The thing is… without a service plan, smartphones lose all connection to the outside world.
Modern Mobile Service
When you pay for cell service, you are typically buying three specific things.
- Minutes (How much time you spend on calls)
- Messaging (which is counted by the texts you send and receive)
- Data (the way your internet usage is measured)
The Big Service Providers
When you go through the major cell service companies like ATT, Verizon, and Sprint, you can either pay a little and get a little or pay a lot and get more than you’ll probably need. Moreover, the big service companies usually offer multiyear contracts in exchange for discounts on the latest phones. It’s great in the short term but leaves you stuck as time goes on.
Each of the major mobile providers has a low-cost variant. They initially seem like a good alternative. However, your choices are to pick a comprehensive plan that ends up being comparable to the company’s regular prices; or a bare-bones plan that will hit you with steep overage fees if use too much.
Fortunately, there are other choices out there that offer a lower cost option, without leaving you short of the service you need.
Pay as You Go
There are relatively new service providers out there who offer no-contract options with the business model allowing you to pay for what you use at the end of the month, instead of trying to guess how much you’ll use beforehand.
Advantages: This is the very definition of “You get what you pay for.” You are in control of what your bill is going to be, because you get to choose how much you use. You can turn data usage off altogether and not worry about it, while still retaining the option to change your mind at any point. There are also ways around paying for the phone and text component. Apps like Messenger and Skype will count as relatively low data usage instead, leaving your bill notably low.

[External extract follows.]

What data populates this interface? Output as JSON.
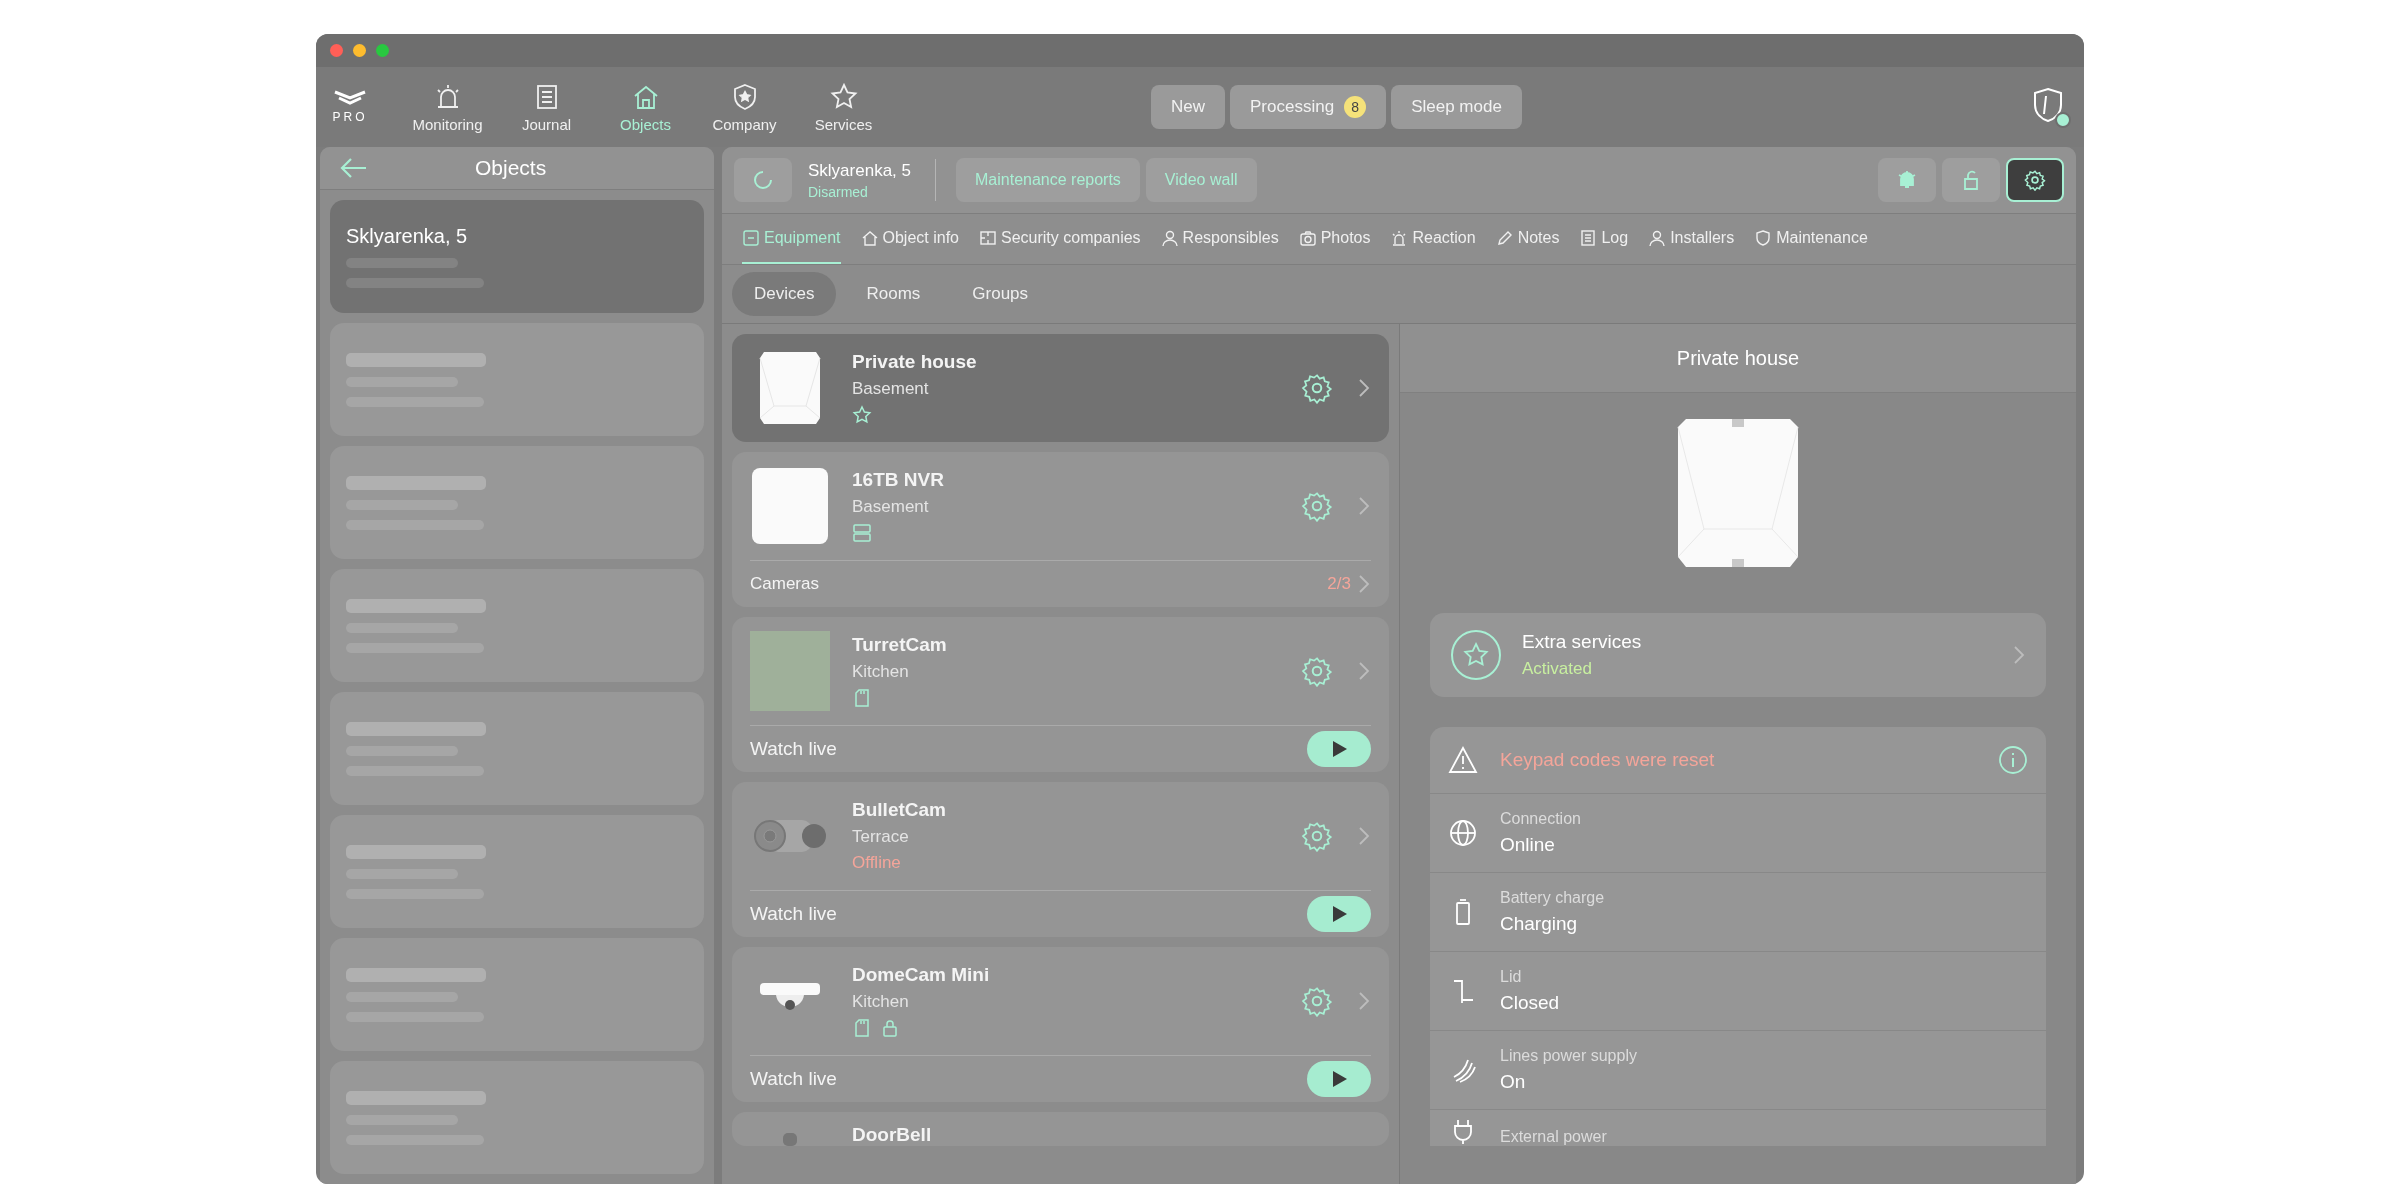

Disadvantages: These providers piggyback off of the bigger service providers networks. That means the priority service goes to the bigger networks and can cause the pay as you go service to suffer. Also, there are usage limitations that you don’t find with a company like Sprint, such as an inability to send files via text.
If paying for mobile service at all is a convenience you don’t think you can afford, the government offers free cell service to lower-income families.
Advantages: It’s free. They’ll even give you a free phone to use along with the service.
It means that you are never without any sort of communication options, no matter how dire your circumstance become.
Disadvantages: These plans are not offered everywhere in the country, so its availability to you may vary.
This isn’t a way for your family to stay connected, as the program is usually limited to one per household.
The level of usage is extremely limited. The idea of these programs is to make sure lower-income families can maintain contact with the world. That said, these are not “use them as much as you want” plans. Once you reach your usage limits, you’ll have to wait until the next month to get your services back.
At the end of the day, this is welfare and welfare is subject to change based on the whims of elected officials. If they decide the funds that go toward this could be better used elsewhere, you could lose your service with no reticent alternative.